# [Assignment]
Would you go through the records below and copy each line with the string "this"?

# [Data shown]
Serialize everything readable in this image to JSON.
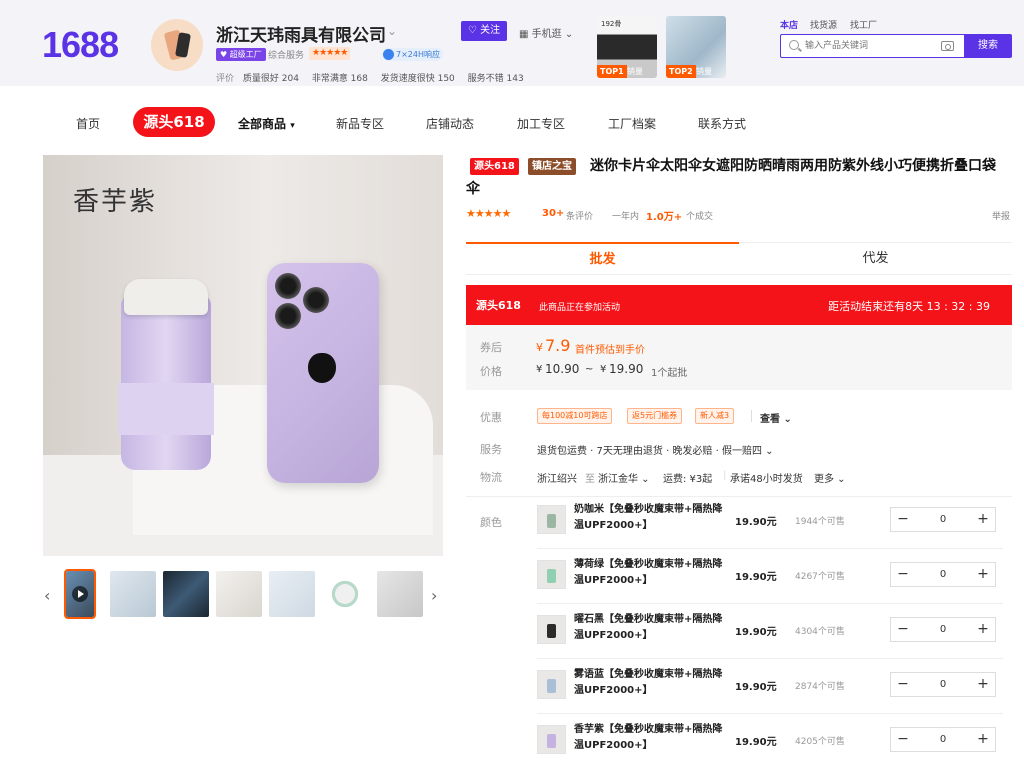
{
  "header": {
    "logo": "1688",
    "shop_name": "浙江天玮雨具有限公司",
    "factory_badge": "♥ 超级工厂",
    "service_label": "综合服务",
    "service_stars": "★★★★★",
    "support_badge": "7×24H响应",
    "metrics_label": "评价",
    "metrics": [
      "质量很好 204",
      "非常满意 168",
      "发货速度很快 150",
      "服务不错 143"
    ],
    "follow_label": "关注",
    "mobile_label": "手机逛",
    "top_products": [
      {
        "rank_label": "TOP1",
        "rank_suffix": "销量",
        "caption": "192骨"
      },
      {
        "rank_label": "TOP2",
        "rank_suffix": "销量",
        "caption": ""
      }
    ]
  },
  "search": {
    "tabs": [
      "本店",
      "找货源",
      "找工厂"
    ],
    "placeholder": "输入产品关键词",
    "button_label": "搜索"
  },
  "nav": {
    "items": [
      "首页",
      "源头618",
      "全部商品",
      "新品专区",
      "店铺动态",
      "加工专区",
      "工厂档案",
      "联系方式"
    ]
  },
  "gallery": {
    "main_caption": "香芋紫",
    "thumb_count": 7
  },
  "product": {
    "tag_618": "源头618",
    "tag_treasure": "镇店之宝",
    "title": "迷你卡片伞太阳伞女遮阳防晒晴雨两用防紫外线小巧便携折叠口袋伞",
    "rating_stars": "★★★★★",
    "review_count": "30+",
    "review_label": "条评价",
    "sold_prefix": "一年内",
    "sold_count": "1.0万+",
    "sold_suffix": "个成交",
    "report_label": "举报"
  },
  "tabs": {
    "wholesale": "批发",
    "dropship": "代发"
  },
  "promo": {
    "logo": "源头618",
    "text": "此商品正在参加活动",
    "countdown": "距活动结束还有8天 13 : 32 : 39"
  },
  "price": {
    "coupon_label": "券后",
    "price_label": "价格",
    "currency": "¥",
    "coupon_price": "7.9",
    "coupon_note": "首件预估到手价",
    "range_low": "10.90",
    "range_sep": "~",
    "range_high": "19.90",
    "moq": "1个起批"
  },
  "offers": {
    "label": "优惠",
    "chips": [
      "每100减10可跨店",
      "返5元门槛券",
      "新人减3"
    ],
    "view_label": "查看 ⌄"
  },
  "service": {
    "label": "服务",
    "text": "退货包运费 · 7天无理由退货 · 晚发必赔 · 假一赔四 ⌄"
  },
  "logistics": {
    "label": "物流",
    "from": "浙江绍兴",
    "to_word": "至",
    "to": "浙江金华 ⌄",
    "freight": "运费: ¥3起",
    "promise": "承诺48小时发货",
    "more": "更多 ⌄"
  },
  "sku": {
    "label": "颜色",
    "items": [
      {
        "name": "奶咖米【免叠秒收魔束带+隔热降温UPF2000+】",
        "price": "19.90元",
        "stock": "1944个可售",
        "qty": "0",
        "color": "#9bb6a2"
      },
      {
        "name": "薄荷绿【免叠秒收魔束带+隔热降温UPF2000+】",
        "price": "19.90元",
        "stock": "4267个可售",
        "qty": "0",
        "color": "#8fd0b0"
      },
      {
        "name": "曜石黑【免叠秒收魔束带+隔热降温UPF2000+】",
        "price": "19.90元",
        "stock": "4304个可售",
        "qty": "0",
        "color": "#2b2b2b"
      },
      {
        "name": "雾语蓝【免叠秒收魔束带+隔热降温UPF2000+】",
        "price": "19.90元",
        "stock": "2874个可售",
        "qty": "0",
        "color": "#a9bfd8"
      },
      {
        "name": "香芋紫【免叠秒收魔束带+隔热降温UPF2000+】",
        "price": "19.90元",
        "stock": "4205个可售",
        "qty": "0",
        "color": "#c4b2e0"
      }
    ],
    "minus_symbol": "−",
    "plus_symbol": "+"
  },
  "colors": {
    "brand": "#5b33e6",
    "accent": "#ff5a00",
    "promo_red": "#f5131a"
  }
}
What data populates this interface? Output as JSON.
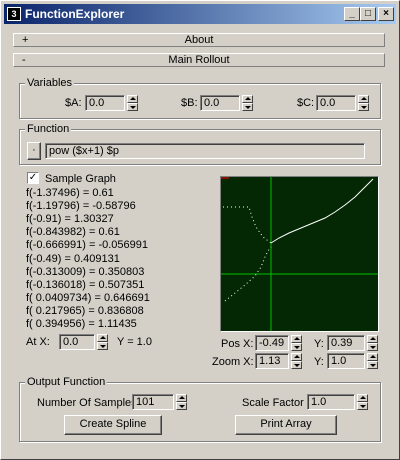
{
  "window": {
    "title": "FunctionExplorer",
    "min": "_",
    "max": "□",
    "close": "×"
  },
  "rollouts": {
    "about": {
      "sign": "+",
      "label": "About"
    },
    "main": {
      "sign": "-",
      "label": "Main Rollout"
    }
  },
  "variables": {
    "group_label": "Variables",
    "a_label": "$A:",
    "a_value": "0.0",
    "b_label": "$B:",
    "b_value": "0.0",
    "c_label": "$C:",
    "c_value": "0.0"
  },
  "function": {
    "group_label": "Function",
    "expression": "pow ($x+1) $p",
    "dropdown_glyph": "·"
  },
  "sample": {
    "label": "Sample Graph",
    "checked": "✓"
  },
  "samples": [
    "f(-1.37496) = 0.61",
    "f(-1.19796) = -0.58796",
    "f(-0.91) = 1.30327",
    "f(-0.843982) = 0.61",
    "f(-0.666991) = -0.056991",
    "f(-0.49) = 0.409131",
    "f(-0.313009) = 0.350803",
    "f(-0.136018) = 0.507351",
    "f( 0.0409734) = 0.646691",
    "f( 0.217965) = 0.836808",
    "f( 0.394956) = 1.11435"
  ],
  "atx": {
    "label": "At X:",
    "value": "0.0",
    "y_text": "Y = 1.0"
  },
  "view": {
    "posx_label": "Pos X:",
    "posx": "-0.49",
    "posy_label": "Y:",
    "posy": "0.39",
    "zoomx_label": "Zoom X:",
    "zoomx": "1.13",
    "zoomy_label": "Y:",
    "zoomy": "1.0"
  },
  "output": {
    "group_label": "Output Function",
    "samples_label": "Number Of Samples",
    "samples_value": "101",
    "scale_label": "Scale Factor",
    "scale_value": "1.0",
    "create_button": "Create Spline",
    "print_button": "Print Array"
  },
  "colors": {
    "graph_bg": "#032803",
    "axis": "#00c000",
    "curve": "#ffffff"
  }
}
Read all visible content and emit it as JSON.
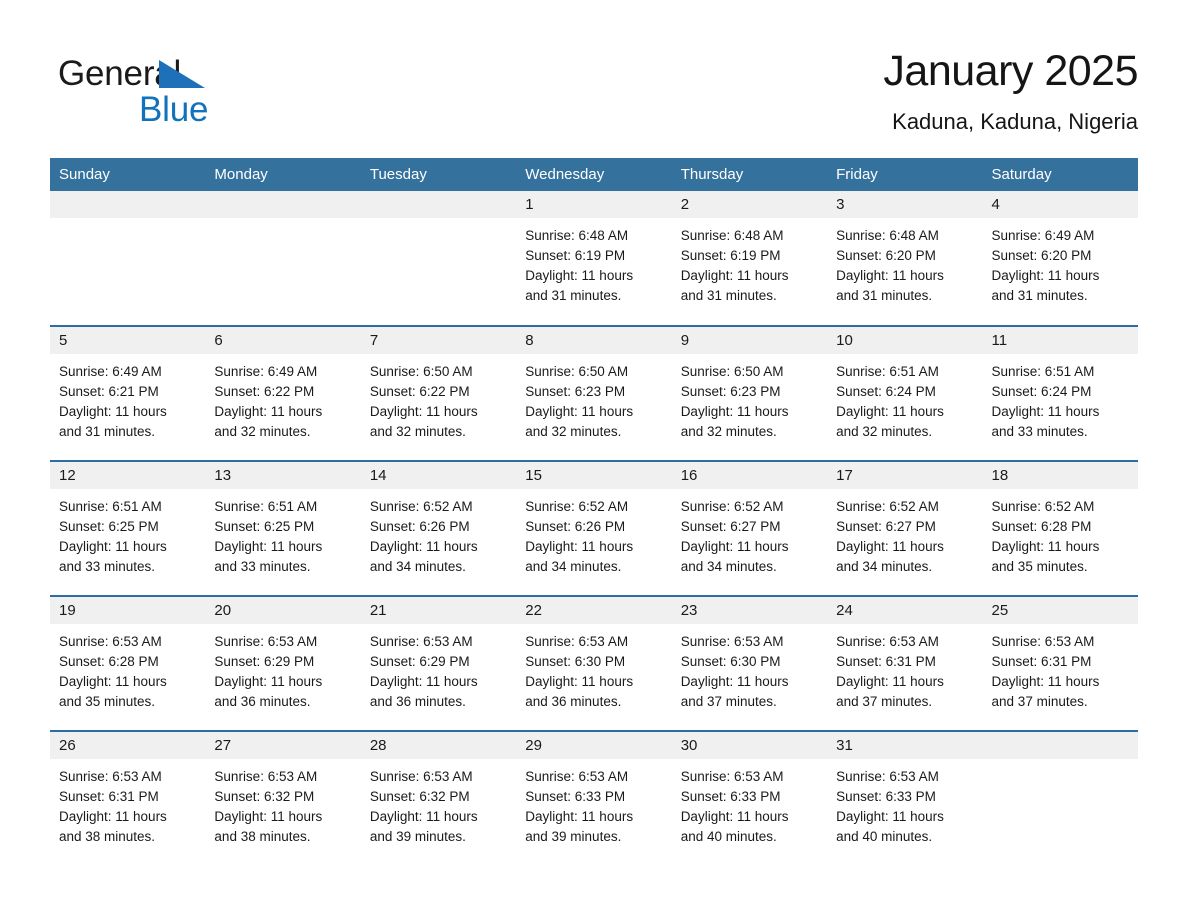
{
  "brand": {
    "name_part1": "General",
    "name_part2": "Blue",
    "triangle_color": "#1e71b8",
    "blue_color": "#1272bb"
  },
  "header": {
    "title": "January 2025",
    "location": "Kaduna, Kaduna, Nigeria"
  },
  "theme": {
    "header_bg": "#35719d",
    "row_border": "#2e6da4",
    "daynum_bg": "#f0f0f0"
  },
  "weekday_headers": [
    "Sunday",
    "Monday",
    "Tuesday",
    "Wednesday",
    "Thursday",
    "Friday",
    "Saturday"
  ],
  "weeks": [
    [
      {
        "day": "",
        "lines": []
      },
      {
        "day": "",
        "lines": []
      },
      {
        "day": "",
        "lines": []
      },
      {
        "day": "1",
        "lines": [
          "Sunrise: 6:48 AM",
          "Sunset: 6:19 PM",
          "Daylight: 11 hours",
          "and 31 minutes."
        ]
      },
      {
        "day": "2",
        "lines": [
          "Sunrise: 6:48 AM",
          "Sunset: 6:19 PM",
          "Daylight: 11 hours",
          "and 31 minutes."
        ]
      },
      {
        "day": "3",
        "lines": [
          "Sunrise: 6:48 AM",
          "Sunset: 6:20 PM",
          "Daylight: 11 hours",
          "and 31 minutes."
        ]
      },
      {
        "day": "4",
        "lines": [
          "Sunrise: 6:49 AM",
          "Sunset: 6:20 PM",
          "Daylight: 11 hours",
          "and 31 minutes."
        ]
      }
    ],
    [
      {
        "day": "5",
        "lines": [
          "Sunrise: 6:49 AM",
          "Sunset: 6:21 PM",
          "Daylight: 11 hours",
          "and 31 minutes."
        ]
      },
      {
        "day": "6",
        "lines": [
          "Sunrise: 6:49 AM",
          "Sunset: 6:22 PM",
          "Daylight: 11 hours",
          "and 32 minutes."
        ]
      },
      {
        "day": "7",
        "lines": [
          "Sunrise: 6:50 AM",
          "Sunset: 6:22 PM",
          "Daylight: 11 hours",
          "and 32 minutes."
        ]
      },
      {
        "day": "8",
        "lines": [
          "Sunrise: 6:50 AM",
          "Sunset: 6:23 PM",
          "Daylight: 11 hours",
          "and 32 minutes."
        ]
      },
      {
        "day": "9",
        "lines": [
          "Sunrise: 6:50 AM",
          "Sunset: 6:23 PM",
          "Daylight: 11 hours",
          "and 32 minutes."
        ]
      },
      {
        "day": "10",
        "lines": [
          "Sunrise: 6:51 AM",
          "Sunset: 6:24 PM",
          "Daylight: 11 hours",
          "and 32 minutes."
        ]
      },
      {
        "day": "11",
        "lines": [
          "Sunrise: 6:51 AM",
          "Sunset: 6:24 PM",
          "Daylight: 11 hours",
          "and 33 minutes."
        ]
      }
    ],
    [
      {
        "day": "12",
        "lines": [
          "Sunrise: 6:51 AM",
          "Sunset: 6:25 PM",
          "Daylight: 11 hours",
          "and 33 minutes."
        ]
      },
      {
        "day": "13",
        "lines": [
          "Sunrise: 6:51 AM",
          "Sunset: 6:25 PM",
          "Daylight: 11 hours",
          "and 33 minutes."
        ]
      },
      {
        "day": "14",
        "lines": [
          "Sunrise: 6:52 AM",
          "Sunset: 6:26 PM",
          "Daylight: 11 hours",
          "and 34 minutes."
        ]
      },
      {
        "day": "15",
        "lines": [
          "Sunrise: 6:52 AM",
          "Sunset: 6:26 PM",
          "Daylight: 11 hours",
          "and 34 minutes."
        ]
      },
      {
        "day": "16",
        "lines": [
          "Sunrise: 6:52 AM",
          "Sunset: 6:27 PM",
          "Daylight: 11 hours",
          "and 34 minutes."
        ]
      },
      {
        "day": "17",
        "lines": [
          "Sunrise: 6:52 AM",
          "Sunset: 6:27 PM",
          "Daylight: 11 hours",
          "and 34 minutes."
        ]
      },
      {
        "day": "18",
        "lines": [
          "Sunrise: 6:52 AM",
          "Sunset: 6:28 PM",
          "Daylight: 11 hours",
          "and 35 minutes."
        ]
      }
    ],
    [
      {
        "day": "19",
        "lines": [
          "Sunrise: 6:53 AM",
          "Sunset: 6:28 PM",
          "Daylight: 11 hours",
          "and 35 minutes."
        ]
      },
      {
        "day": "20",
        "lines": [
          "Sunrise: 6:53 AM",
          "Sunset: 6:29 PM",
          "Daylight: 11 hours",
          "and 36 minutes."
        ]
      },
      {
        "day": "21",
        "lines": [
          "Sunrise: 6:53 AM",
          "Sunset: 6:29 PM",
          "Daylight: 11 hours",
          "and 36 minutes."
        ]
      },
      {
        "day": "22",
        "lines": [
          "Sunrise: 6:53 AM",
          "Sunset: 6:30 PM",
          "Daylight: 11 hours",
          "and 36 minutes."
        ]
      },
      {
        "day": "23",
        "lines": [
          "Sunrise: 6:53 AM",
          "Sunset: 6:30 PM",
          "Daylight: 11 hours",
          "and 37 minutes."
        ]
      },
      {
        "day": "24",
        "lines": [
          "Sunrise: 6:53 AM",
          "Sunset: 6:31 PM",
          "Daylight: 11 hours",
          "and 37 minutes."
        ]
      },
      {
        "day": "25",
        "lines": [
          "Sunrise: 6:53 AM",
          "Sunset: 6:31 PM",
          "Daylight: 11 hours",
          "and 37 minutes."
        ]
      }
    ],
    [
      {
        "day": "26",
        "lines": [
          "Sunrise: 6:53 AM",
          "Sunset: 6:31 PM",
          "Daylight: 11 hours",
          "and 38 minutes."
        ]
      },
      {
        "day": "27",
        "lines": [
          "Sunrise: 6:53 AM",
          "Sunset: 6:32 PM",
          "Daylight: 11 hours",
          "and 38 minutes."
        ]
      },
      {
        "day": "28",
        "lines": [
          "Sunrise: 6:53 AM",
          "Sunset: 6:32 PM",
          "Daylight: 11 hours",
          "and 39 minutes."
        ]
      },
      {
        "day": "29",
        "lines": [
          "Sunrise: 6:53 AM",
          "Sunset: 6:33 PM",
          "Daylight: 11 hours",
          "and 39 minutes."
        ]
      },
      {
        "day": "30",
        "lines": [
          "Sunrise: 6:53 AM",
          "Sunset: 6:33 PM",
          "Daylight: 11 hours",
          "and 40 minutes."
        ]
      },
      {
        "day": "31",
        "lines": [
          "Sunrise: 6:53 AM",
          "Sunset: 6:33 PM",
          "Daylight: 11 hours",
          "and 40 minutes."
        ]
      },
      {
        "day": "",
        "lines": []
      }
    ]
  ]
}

# [Solution to the problem]
Serialize everything readable in this image to JSON.
What data populates this interface? Output as JSON.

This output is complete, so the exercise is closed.